People may think that they know about the biblical book Judges and that they understand what Michael Hattin’s new book “Judges”contains. Hattin’s Judges is 207-page book with 19 chapters which devotes one or more of the 19 chapters to the 21 chapters in the biblical book. “Judges,” is part of a series of Maggid Books, a division of Koren Publishers Jerusalem, that uses an interdisciplinary approach that incorporates traditional rabbinic interpretations with scholarly literary techniques to explore the characters, themes, and text of the Hebrew Bible.

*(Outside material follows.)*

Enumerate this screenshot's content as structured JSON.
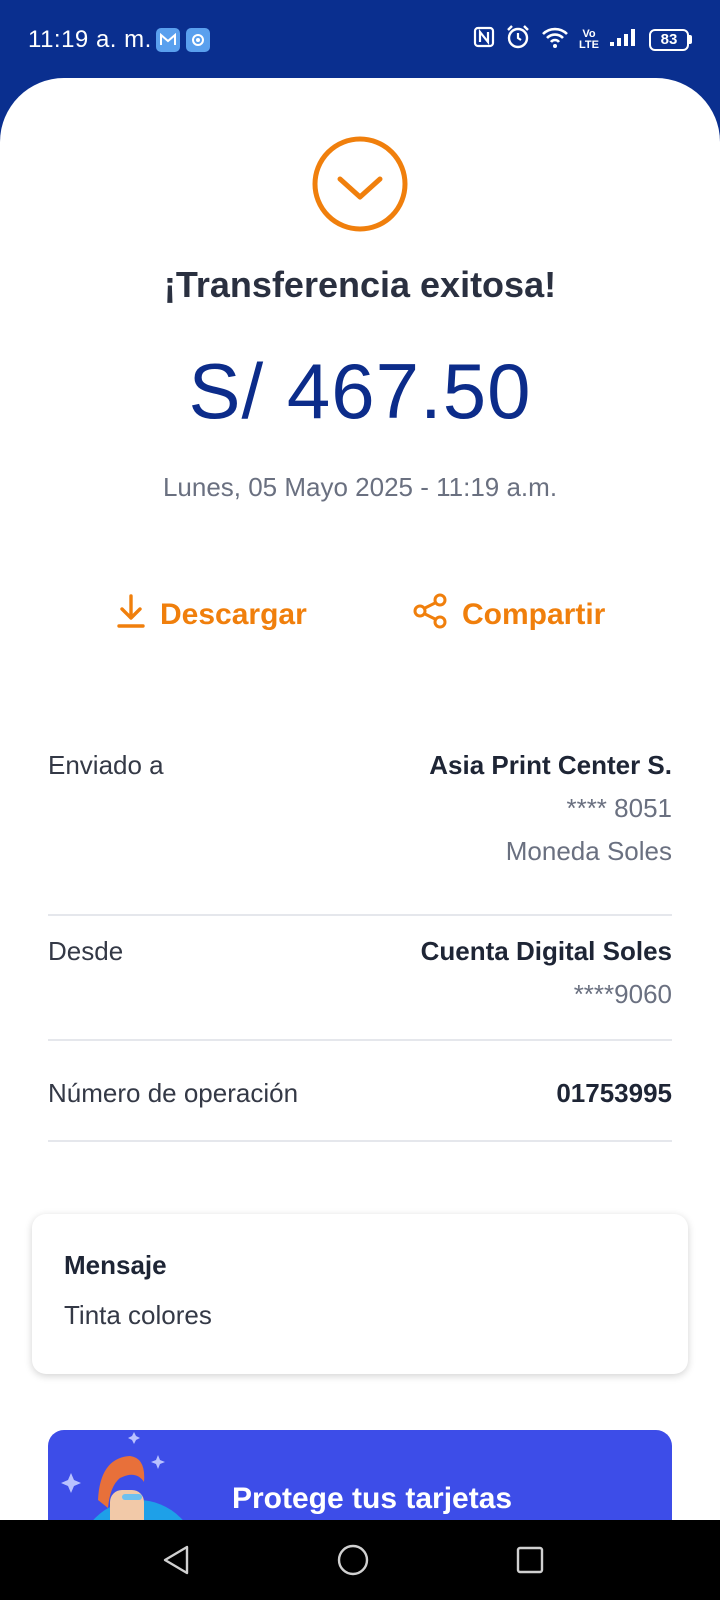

The book explains what the Bible text is saying, not what people read into it. He writes in clear easy to read language offers the opinions of Jewish and non-Jewish commentators, predominantly the former, and refers frequently to suggested explanations of events contained in the Talmuds and Midrashim as well as classical Bible commentators such as Rashi and Radak, and his own views. He is very sharp in identifying difficulties and obscurities in the text, and his suggested explanations are generally clever and enlightening. He tells us that a close study of the vocabulary, grammar, and literary structure of the biblical book are critical to the understanding of the events which may result in a misunderstanding of what occurred if this is not done. This is necessary because the Hebrew Bible uses an economy of words. For example, the Bible does not say how Deborah and Barak won their battle against six hundred chariots, but an examination of words suggests that there was a flood and the chariots were mired in mud.
Rabbi Michael Hattin is the author of another book in the series, on Joshua, which was generally given five stars by reviewers. He is the director of the Beit Midrash for the Pardes Center for Jewish educators in Israel and has served as scholar in residence in many cities in North America and Europe.

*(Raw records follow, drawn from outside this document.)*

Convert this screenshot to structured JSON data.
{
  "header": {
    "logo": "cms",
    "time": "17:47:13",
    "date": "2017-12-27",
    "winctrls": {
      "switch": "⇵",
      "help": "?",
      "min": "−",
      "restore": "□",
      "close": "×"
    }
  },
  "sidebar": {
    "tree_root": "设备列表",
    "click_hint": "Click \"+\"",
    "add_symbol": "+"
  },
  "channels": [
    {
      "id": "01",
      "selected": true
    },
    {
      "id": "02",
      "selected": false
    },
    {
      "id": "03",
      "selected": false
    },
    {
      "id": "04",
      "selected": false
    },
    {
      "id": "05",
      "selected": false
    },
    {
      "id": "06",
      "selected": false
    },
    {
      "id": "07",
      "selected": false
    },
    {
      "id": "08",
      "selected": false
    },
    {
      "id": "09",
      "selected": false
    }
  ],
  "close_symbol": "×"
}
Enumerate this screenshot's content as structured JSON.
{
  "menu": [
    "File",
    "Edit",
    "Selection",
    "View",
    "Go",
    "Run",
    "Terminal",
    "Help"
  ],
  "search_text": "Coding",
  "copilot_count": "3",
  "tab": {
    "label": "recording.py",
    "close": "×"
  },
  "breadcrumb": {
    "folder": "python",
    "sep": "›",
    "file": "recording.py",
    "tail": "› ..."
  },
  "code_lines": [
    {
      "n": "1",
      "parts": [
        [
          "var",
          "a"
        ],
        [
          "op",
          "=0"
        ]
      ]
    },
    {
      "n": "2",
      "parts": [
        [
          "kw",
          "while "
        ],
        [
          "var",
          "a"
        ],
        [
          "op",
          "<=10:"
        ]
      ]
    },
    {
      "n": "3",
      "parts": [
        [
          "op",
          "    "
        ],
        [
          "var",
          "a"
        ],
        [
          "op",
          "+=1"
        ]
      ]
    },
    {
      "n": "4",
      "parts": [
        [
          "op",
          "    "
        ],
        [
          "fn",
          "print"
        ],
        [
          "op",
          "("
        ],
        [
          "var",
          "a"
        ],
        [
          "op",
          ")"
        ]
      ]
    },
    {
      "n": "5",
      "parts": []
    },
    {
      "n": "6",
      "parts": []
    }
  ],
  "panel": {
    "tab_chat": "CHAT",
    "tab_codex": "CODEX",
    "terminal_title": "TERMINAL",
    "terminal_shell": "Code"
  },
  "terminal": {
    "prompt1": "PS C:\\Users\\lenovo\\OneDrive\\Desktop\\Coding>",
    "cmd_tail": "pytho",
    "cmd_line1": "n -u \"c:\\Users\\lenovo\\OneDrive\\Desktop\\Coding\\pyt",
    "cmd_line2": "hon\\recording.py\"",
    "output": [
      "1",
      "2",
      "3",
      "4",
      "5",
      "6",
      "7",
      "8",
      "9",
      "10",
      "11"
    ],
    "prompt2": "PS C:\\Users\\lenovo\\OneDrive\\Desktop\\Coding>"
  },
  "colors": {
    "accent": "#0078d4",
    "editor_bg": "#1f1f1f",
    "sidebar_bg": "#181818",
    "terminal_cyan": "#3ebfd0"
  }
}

He tells readers that although Joshua, who led the twelve tribes after the death of Moses, attempted to lead his people to conquer Canaan, he was only partially successful. The tribes were united during the lifetimes of Moses and Joshua, but after their death the tribes separated from each other, each looked after their own interests, generally did not join other tribes to assist them, and began to accept the idols of the Canaanites and intermarried with them contrary to the prohibition in the Torah. God punished them by allowing pagan tribes to defeat and control one or more tribes who then called out to God for assistance. God responded by sending charismatic leaders called Judges who rescued the embattled tribes. This situation continued in a downward spiral worsening each year until the end of the period of the judges when the tribes even ceased begging divine help.
The period of the judges
The period of the Judges describes the struggles of the disjointed twelve tribes of Israel to overcome their many enemies as well as the internal differences between the tribes. The book is filled with warfare that lasted centuries. We do not know why the leaders were called Judges. There is no indication in this biblical book that they ever judged the people they helped. We can only guess that perhaps along with aiding a tribe in time of peril, they also served as judges for the people, but, as stated previously, the Bible does not say they did so.
It is clear that none of the judges led or otherwise helped all twelve tribes. They were regional leaders, usually for a single tribe. We do not know if two or more judges functioned in more than one tribe at the same time, although this seems reasonable, therefore, because of this possible overlap, we have no idea how long the period of the Judges lasted. Hattin suggests that the period lasted for three or four hundred years (although other scholars suggest just over 200 years).
Hattin identifies thirteen judges for the twelve tribes. Not all the tribes had a Judge. Some had more than one at different times. All of them were men except for Deborah whom some later rabbis disparaged because she was a woman. Some of the judges have more than a single chapter devoted to their activities. The judge Shamgar has only a single verse. The four early Judges were God fearing, those during the middle period of the Judges were not so pious such as Gideon who was frequently doubtful and hesitant. The last judge Samson did not work with God until the day he died. When he was captured, blinded, weakened, he prayed to God for strength to kill 3.000 Philistines even though what he would do would kill him as well. Hattin shows how it was not only the fourth time that Samson revealed to Delilah that if his hair was cut he would lose his strength. He was so enamored with Delilah that he wanted to reveal his weakness all along. He hinted this fact in his responses to her during the first three times that he spoke to her. He is not remembered fondly in the biblical books.
The biblical book ends with idol worship, the murder of innocent Canaanites, rape, civil war, and the near destruction of one of the twelve tribes. In the next biblical book, Samuel, the people realize they need a king to unite the tribes, control them, and lead them to fight the nations that are persecuting them. The Bible does not call Samuel a judge, but unlike the judges in the book Judges, he judged the people.